Records for processing Block Start

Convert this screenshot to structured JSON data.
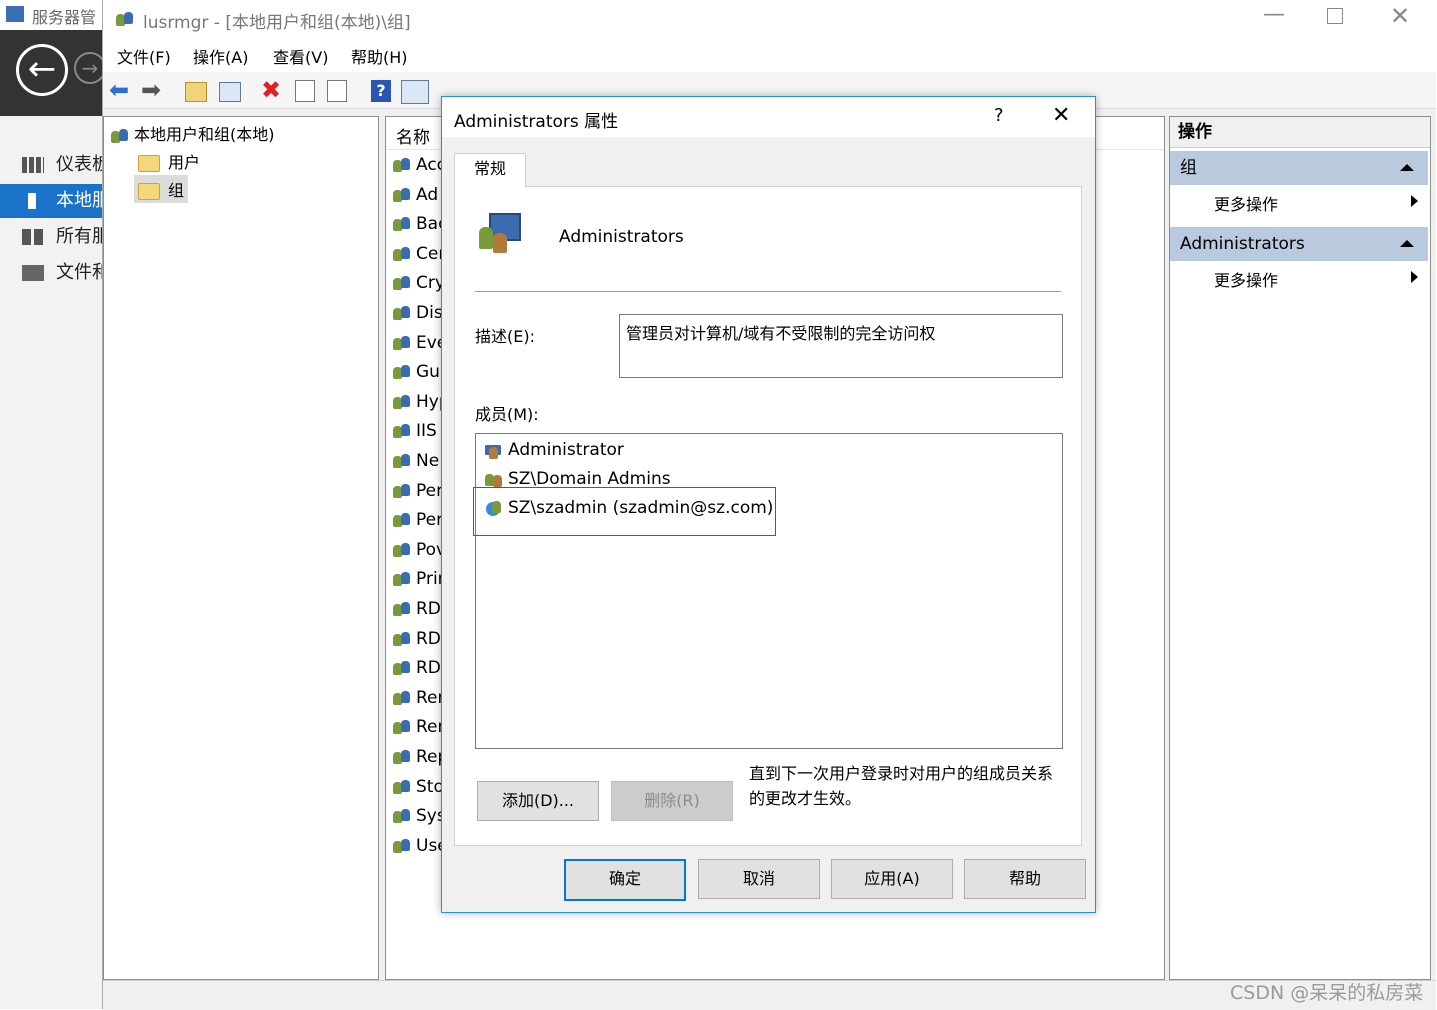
{
  "background_app": {
    "title": "服务器管",
    "sidebar": [
      {
        "label": "仪表板",
        "selected": false
      },
      {
        "label": "本地服",
        "selected": true
      },
      {
        "label": "所有服",
        "selected": false
      },
      {
        "label": "文件和",
        "selected": false
      }
    ]
  },
  "window": {
    "title": "lusrmgr - [本地用户和组(本地)\\组]",
    "menu": [
      "文件(F)",
      "操作(A)",
      "查看(V)",
      "帮助(H)"
    ],
    "tree": {
      "root": "本地用户和组(本地)",
      "children": [
        "用户",
        "组"
      ],
      "selected": "组"
    },
    "list_header": "名称",
    "groups": [
      "Acc",
      "Ad",
      "Bac",
      "Cer",
      "Cry",
      "Dis",
      "Eve",
      "Gu",
      "Hyp",
      "IIS",
      "Ne",
      "Per",
      "Per",
      "Pov",
      "Prir",
      "RD",
      "RD",
      "RD",
      "Rer",
      "Rer",
      "Rep",
      "Sto",
      "Sys",
      "Use"
    ],
    "actions": {
      "header": "操作",
      "sections": [
        {
          "title": "组",
          "item": "更多操作"
        },
        {
          "title": "Administrators",
          "item": "更多操作"
        }
      ]
    }
  },
  "dialog": {
    "title": "Administrators 属性",
    "help_glyph": "?",
    "close_glyph": "✕",
    "tab": "常规",
    "group_name": "Administrators",
    "description_label": "描述(E):",
    "description_value": "管理员对计算机/域有不受限制的完全访问权",
    "members_label": "成员(M):",
    "members": [
      "Administrator",
      "SZ\\Domain Admins",
      "SZ\\szadmin (szadmin@sz.com)"
    ],
    "add_button": "添加(D)...",
    "remove_button": "删除(R)",
    "note": "直到下一次用户登录时对用户的组成员关系的更改才生效。",
    "ok_button": "确定",
    "cancel_button": "取消",
    "apply_button": "应用(A)",
    "help_button": "帮助"
  },
  "watermark": "CSDN @呆呆的私房菜",
  "colors": {
    "accent": "#0078d7",
    "highlight_box": "#e02020",
    "action_header": "#b9c9de",
    "selected_nav": "#1a73c9"
  }
}
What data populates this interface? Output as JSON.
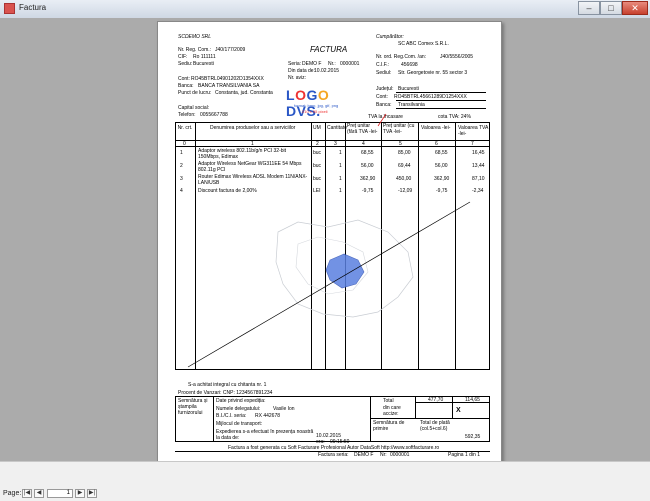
{
  "window": {
    "title": "Factura"
  },
  "seller": {
    "name": "SCDEMO SRL",
    "reg_label": "Nr. Reg. Com.:",
    "reg": "J40/177/2009",
    "cif_label": "CIF:",
    "cif": "Ro 111111",
    "sediu_label": "Sediu:",
    "sediu": "Bucuresti",
    "cont_label": "Cont:",
    "cont": "RO45BTRL04901202D1354XXX",
    "banca_label": "Banca:",
    "banca": "BANCA TRANSILVANIA SA",
    "punct_label": "Punct de lucru:",
    "punct": "Constanta, jud. Constanta",
    "capital_label": "Capital social:",
    "telefon_label": "Telefon:",
    "telefon": "0055667788"
  },
  "invoice": {
    "title": "FACTURA",
    "seria_label": "Seria:",
    "seria": "DEMO F",
    "nr_label": "Nr.:",
    "nr": "0000001",
    "data_label": "Din data de:",
    "data": "10.02.2015",
    "aviz_label": "Nr. aviz:"
  },
  "logo": {
    "text_l": "L",
    "text_o1": "O",
    "text_g": "G",
    "text_o2": "O",
    "text_rest": " DVS.",
    "sub": "format: bmp, jpg, gif, png",
    "dim": "210 x 55 pixeli"
  },
  "buyer": {
    "heading": "Cumpărător:",
    "name": "SC ABC Comex S.R.L.",
    "reg_label": "Nr. ord. Reg.Com. /an:",
    "reg": "J40/5556/2005",
    "cif_label": "C.I.F.:",
    "cif": "456698",
    "sediu_label": "Sediul:",
    "sediu": "Str. Georgetovie nr. 55 sector 3",
    "judet_label": "Județul:",
    "judet": "Bucuresti",
    "cont_label": "Cont:",
    "cont": "RO45BTRL45661289D1254XXX",
    "banca_label": "Banca:",
    "banca": "Transilvania"
  },
  "tva": {
    "incasare": "TVA la încasare",
    "cota": "cota TVA: 24%"
  },
  "table": {
    "headers": [
      "Nr. crt.",
      "Denumirea produselor sau a serviciilor",
      "UM",
      "Cantitate",
      "Preț unitar (fără TVA -lei-",
      "Preț unitar (cu TVA -lei-",
      "Valoarea -lei-",
      "Valoarea TVA -lei-"
    ],
    "col_numbers": [
      "0",
      "1",
      "2",
      "3",
      "4",
      "5",
      "6",
      "7"
    ],
    "rows": [
      {
        "nr": "1",
        "name": "Adaptor wireless 802.11b/g/n PCI 32-bit 150Mbps, Edimax",
        "um": "buc",
        "qty": "1",
        "pu": "68,55",
        "puc": "85,00",
        "val": "68,55",
        "tva": "16,45"
      },
      {
        "nr": "2",
        "name": "Adaptor Wireless NetGear WG311EE 54 Mbps 802.11g PCI",
        "um": "buc",
        "qty": "1",
        "pu": "56,00",
        "puc": "69,44",
        "val": "56,00",
        "tva": "13,44"
      },
      {
        "nr": "3",
        "name": "Router Edimax Wireless ADSL Modem 11N/ANX-LAN/USB",
        "um": "buc",
        "qty": "1",
        "pu": "362,90",
        "puc": "450,00",
        "val": "362,90",
        "tva": "87,10"
      },
      {
        "nr": "4",
        "name": "Discount factura de 2,00%",
        "um": "LEI",
        "qty": "1",
        "pu": "-9,75",
        "puc": "-12,09",
        "val": "-9,75",
        "tva": "-2,34"
      }
    ]
  },
  "notes": {
    "line1": "S-a achitat integral cu chitanta nr. 1",
    "line2": "Procent de Vanzari: CNP: 1234567891234"
  },
  "footer": {
    "sig_label": "Semnătura și ștampila furnizorului",
    "exp_label": "Date privind expediția:",
    "delegat_label": "Numele delegatului:",
    "delegat": "Vasile Ion",
    "bi_label": "B.I./C.I. seria:",
    "bi": "RX 442678",
    "transport_label": "Mijlocul de transport:",
    "expedieres_label": "Expedierea s-a efectuat în prezența noastră la data de:",
    "exp_date": "10.02.2015",
    "ora_label": "ora:",
    "ora": "09:15:50",
    "total_label": "Total",
    "dincare_label": "din care accize:",
    "total_val": "477,70",
    "total_tva": "114,65",
    "x_mark": "X",
    "primire_label": "Semnătura de primire",
    "plata_label": "Total de plată (col.5+col.6)",
    "plata_val": "592,35",
    "generated": "Factura a fost generata cu Soft Facturare Profesional Autor DataSoft http://www.softfacturare.ro",
    "seria_label": "Factura seria:",
    "seria": "DEMO F",
    "nr_label": "Nr:",
    "nr": "0000001",
    "page_label": "Pagina 1 din 1"
  },
  "statusbar": {
    "page_label": "Page:",
    "page_value": "1"
  }
}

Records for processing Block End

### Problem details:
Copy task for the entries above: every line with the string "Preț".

### Answer box:
      "Preț unitar (fără TVA -lei-",
      "Preț unitar (cu TVA -lei-",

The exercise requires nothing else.